▸ **WHAT IS NEEDED**: Could you retype every record below exactly as it appears?

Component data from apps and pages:
——————
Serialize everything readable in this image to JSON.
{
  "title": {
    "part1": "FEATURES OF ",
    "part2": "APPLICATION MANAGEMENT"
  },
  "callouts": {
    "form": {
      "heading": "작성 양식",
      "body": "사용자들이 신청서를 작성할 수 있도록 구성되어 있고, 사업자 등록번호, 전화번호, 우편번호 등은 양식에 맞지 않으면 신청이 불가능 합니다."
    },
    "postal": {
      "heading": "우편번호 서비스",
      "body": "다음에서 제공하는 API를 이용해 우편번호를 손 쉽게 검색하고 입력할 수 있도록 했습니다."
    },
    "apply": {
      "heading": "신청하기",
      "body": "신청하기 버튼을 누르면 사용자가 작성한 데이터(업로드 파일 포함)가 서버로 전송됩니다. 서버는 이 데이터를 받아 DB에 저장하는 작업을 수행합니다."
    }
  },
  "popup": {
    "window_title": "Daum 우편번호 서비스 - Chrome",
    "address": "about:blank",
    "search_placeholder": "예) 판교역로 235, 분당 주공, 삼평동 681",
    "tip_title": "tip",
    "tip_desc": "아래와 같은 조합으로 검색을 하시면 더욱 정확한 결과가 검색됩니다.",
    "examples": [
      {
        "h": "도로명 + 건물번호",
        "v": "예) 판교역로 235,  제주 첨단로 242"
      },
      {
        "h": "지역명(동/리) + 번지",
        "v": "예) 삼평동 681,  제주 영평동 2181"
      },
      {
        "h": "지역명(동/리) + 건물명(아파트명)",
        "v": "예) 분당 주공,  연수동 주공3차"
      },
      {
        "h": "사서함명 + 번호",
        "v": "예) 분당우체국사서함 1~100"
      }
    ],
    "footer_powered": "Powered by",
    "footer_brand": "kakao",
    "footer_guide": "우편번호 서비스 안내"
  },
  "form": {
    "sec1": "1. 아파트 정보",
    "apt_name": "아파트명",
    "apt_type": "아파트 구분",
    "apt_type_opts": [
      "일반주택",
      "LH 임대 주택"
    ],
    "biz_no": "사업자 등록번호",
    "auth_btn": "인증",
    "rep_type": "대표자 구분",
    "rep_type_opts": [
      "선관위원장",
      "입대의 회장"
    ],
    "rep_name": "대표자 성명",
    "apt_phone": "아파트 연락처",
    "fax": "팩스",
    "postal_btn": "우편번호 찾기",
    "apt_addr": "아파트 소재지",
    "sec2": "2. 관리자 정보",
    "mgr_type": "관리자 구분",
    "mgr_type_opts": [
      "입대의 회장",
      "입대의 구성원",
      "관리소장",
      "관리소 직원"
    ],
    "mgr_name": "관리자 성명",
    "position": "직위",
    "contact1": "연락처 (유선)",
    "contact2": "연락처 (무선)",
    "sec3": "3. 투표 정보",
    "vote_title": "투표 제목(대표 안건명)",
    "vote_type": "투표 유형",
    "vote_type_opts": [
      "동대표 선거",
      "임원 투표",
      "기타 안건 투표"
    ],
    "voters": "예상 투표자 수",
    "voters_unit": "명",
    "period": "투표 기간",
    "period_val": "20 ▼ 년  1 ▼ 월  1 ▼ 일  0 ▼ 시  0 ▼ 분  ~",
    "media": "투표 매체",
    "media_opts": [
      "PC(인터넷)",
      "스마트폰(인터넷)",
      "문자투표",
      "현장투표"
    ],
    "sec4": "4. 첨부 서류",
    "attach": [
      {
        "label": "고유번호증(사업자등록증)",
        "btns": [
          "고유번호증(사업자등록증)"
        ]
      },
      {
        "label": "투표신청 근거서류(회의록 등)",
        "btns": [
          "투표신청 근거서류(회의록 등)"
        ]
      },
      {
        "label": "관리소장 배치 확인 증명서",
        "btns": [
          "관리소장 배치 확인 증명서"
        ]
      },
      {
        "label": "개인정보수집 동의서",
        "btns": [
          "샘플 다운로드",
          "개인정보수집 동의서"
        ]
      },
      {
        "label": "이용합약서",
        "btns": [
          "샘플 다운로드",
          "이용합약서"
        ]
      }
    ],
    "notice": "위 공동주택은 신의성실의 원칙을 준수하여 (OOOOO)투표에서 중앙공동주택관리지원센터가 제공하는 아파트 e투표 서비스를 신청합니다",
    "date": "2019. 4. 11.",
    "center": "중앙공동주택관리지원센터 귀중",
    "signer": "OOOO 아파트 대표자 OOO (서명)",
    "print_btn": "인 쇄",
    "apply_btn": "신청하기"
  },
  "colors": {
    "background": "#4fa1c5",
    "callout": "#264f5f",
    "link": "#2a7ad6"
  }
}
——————
▸ **SOLUTION FOR THIS PROBLEM**:
Serialize everything readable in this image to JSON.
{
  "title": {
    "part1": "FEATURES OF ",
    "part2": "APPLICATION MANAGEMENT"
  },
  "callouts": {
    "form": {
      "heading": "작성 양식",
      "body": "사용자들이 신청서를 작성할 수 있도록 구성되어 있고, 사업자 등록번호, 전화번호, 우편번호 등은 양식에 맞지 않으면 신청이 불가능 합니다."
    },
    "postal": {
      "heading": "우편번호 서비스",
      "body": "다음에서 제공하는 API를 이용해 우편번호를 손 쉽게 검색하고 입력할 수 있도록 했습니다."
    },
    "apply": {
      "heading": "신청하기",
      "body": "신청하기 버튼을 누르면 사용자가 작성한 데이터(업로드 파일 포함)가 서버로 전송됩니다. 서버는 이 데이터를 받아 DB에 저장하는 작업을 수행합니다."
    }
  },
  "popup": {
    "window_title": "Daum 우편번호 서비스 - Chrome",
    "address": "about:blank",
    "search_placeholder": "예) 판교역로 235, 분당 주공, 삼평동 681",
    "tip_title": "tip",
    "tip_desc": "아래와 같은 조합으로 검색을 하시면 더욱 정확한 결과가 검색됩니다.",
    "examples": [
      {
        "h": "도로명 + 건물번호",
        "v": "예) 판교역로 235,  제주 첨단로 242"
      },
      {
        "h": "지역명(동/리) + 번지",
        "v": "예) 삼평동 681,  제주 영평동 2181"
      },
      {
        "h": "지역명(동/리) + 건물명(아파트명)",
        "v": "예) 분당 주공,  연수동 주공3차"
      },
      {
        "h": "사서함명 + 번호",
        "v": "예) 분당우체국사서함 1~100"
      }
    ],
    "footer_powered": "Powered by",
    "footer_brand": "kakao",
    "footer_guide": "우편번호 서비스 안내"
  },
  "form": {
    "sec1": "1. 아파트 정보",
    "apt_name": "아파트명",
    "apt_type": "아파트 구분",
    "apt_type_opts": [
      "일반주택",
      "LH 임대 주택"
    ],
    "biz_no": "사업자 등록번호",
    "auth_btn": "인증",
    "rep_type": "대표자 구분",
    "rep_type_opts": [
      "선관위원장",
      "입대의 회장"
    ],
    "rep_name": "대표자 성명",
    "apt_phone": "아파트 연락처",
    "fax": "팩스",
    "postal_btn": "우편번호 찾기",
    "apt_addr": "아파트 소재지",
    "sec2": "2. 관리자 정보",
    "mgr_type": "관리자 구분",
    "mgr_type_opts": [
      "입대의 회장",
      "입대의 구성원",
      "관리소장",
      "관리소 직원"
    ],
    "mgr_name": "관리자 성명",
    "position": "직위",
    "contact1": "연락처 (유선)",
    "contact2": "연락처 (무선)",
    "sec3": "3. 투표 정보",
    "vote_title": "투표 제목(대표 안건명)",
    "vote_type": "투표 유형",
    "vote_type_opts": [
      "동대표 선거",
      "임원 투표",
      "기타 안건 투표"
    ],
    "voters": "예상 투표자 수",
    "voters_unit": "명",
    "period": "투표 기간",
    "period_val": "20 ▼ 년  1 ▼ 월  1 ▼ 일  0 ▼ 시  0 ▼ 분  ~",
    "media": "투표 매체",
    "media_opts": [
      "PC(인터넷)",
      "스마트폰(인터넷)",
      "문자투표",
      "현장투표"
    ],
    "sec4": "4. 첨부 서류",
    "attach": [
      {
        "label": "고유번호증(사업자등록증)",
        "btns": [
          "고유번호증(사업자등록증)"
        ]
      },
      {
        "label": "투표신청 근거서류(회의록 등)",
        "btns": [
          "투표신청 근거서류(회의록 등)"
        ]
      },
      {
        "label": "관리소장 배치 확인 증명서",
        "btns": [
          "관리소장 배치 확인 증명서"
        ]
      },
      {
        "label": "개인정보수집 동의서",
        "btns": [
          "샘플 다운로드",
          "개인정보수집 동의서"
        ]
      },
      {
        "label": "이용합약서",
        "btns": [
          "샘플 다운로드",
          "이용합약서"
        ]
      }
    ],
    "notice": "위 공동주택은 신의성실의 원칙을 준수하여 (OOOOO)투표에서 중앙공동주택관리지원센터가 제공하는 아파트 e투표 서비스를 신청합니다",
    "date": "2019. 4. 11.",
    "center": "중앙공동주택관리지원센터 귀중",
    "signer": "OOOO 아파트 대표자 OOO (서명)",
    "print_btn": "인 쇄",
    "apply_btn": "신청하기"
  },
  "colors": {
    "background": "#4fa1c5",
    "callout": "#264f5f",
    "link": "#2a7ad6"
  }
}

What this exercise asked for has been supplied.